I'll be seeing you in person next year!
Sales. Revenue. Profit. These terms make the world go 'round, because business cannot sustain itself without them. Because of that, currency is the simplest and typically the only metric used to determine success. When it comes to participating in events, it's easy to fall into the trap of thinking "I spent $X on this event and I earned $Y." If $X exceeds $Y, was the event a failure?
When it comes to business, determining the return on investment on marketing activities is tricky. Sales don't normally happen right away. Oftentimes, potential customers need repeated "touching" to build awareness and stimulate demand.
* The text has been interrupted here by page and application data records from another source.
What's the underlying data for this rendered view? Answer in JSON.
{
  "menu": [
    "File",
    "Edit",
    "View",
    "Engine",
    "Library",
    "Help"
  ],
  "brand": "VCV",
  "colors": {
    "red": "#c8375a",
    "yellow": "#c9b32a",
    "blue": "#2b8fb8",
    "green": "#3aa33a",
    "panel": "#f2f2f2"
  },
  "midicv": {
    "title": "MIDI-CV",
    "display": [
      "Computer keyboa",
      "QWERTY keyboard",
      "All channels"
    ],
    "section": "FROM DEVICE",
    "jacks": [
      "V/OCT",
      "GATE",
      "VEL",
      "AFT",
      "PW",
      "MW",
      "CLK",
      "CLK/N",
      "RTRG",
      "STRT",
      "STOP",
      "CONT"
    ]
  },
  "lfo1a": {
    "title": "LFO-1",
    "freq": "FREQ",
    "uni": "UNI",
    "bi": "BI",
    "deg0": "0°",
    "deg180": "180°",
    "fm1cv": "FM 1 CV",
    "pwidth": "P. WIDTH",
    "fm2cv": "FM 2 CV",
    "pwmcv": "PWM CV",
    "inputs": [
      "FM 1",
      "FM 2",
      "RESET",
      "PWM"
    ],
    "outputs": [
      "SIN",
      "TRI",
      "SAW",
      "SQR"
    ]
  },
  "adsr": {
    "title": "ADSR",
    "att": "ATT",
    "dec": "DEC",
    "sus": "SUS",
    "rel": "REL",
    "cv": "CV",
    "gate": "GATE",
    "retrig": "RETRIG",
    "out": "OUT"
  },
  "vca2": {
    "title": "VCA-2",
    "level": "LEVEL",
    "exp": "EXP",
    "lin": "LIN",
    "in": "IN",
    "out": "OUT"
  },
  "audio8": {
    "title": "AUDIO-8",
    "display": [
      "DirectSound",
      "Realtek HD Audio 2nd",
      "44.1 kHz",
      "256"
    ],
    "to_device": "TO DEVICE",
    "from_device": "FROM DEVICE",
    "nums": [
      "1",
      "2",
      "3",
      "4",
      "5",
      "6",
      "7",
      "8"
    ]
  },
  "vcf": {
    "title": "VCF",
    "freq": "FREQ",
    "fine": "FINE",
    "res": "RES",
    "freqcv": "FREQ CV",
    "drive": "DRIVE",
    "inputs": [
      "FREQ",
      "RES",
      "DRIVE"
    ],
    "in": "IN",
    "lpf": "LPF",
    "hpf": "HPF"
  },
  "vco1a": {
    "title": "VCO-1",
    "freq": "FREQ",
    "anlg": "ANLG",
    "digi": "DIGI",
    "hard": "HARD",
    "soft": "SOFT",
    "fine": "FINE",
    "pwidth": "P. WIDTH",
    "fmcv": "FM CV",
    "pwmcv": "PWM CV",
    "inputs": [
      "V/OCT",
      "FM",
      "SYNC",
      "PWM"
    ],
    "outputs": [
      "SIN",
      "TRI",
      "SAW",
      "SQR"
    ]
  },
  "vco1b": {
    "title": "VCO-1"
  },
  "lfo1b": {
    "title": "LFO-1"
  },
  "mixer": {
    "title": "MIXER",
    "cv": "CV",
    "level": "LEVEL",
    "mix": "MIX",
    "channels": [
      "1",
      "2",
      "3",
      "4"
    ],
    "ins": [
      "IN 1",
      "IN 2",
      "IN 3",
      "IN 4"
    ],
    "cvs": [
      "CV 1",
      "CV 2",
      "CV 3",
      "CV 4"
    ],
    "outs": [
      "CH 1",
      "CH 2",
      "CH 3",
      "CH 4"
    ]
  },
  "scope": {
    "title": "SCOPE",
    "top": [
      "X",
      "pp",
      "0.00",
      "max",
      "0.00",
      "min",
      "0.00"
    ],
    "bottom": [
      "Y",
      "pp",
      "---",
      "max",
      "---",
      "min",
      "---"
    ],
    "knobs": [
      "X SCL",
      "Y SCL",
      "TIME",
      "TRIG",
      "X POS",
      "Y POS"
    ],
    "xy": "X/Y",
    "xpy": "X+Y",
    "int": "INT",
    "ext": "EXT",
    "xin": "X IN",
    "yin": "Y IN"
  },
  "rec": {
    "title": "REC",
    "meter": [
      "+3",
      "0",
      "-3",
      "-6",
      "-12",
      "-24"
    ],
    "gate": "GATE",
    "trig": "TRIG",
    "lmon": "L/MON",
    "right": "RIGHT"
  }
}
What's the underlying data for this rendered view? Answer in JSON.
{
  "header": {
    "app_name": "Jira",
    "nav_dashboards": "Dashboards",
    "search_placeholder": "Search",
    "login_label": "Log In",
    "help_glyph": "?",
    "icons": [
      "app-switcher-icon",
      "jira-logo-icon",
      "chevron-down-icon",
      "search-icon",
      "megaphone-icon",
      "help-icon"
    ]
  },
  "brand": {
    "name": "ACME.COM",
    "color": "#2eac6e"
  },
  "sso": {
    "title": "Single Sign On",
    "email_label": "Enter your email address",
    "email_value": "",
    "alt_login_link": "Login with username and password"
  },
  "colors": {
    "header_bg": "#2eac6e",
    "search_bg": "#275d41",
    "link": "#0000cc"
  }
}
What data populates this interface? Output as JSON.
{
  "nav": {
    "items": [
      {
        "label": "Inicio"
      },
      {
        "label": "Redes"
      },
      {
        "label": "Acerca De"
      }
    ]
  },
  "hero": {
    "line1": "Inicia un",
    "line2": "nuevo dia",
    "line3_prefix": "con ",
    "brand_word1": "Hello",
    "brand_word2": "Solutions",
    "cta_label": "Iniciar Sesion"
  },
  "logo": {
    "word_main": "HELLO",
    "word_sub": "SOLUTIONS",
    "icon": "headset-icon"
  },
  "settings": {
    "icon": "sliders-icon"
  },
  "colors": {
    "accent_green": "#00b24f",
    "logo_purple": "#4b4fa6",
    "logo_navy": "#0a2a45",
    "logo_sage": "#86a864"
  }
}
Then, once a potential customer opens the wallet and buys, the vendor must do well enough to satisfy that customer's expectations for the customer to both justify a second purchase and to recommend others to purchase, too.
I have read that an authors's main focus in participating at event should not be sales, but marketing. I can see why folks would say that, but I cannot entirely agree. Sales must factor into the decision to return to an event.
If I participate as a vendor at an event and there's no traffic and/or few potential customers, then the excursion is a waste. A roomful of vendors trying to sell to one another is no fun. There must be opportunity to recoup costs if not make an actual profit. If I participate as vendor and there's no traffic and/or few potential customers, it indicates that:
In either case, that's not an event I care to lose money on again.
Some events change. One, the Imaginarium in Louisville, Kentucky, completed its turn of focus from being a gaming event with readers to a writers conference. Writers (or aspiring authors) are not my target audience; therefore, that is not an event to which I'll return.
Because my modest budget cannot sustain repeated losses, I do factor in cost and revenue. Some events are free, thereby incurring little in the day of direct costs beyond mileage, inventory, and time. Especially when I have a cheap (or free—thanks, brother!) place to stay, these events make sense. I can build my brand and fan base while minimizing the financial stress. (At the last Beech Grove Artists Collective Art Walk, one woman ran across the street to tell me she'd loved my book, FOCUS. What a giddy feeling!)
With some events that are young, meaning they are first-time events or recently begun events, I often give them more than one chance to mature into profitable venues for me. The Monday Creek Publishing Book Festival held in Nelsonville, Ohio is one of those events with lots of potential. My costs were time, mileage, and inventory. I did better than anticipated and will be happy to return in 2023. The organizer is working hard to make this the premier literary event of southeastern Ohio. I just returned from Lust in the City, a brand new event focused on the romance genre and taking a different tack by soliciting committed attendees through advance ticket sales. I didn't come close to breaking even, but I can see the immense potential of this event. It, too, has an extremely dedicated organizer who I believe will make this an extraordinary book fair as it matures. I want to be there as both events grow and mature.
Other events that oftentimes work out well are not book-related at all. I've gone to various art shows where I sold no paintings, but did sell books. The lack of similar competition makes my wares memorable and stand out from the other vendors' offerings. I'll be taking advantage of that uniqueness next weekend at the Northwestern Band Association Fall Craft Show in Springfield, Ohio and Art on Vine at the Rheingeist Brewery in Cincinnati, Ohio.
Although I've been doing this for several years now, each event adds to my experience and helps to adjust my expectations and manage my hopes. I like to think I'm getting better an judging which events will prove profitable from both financial and marketing standpoints.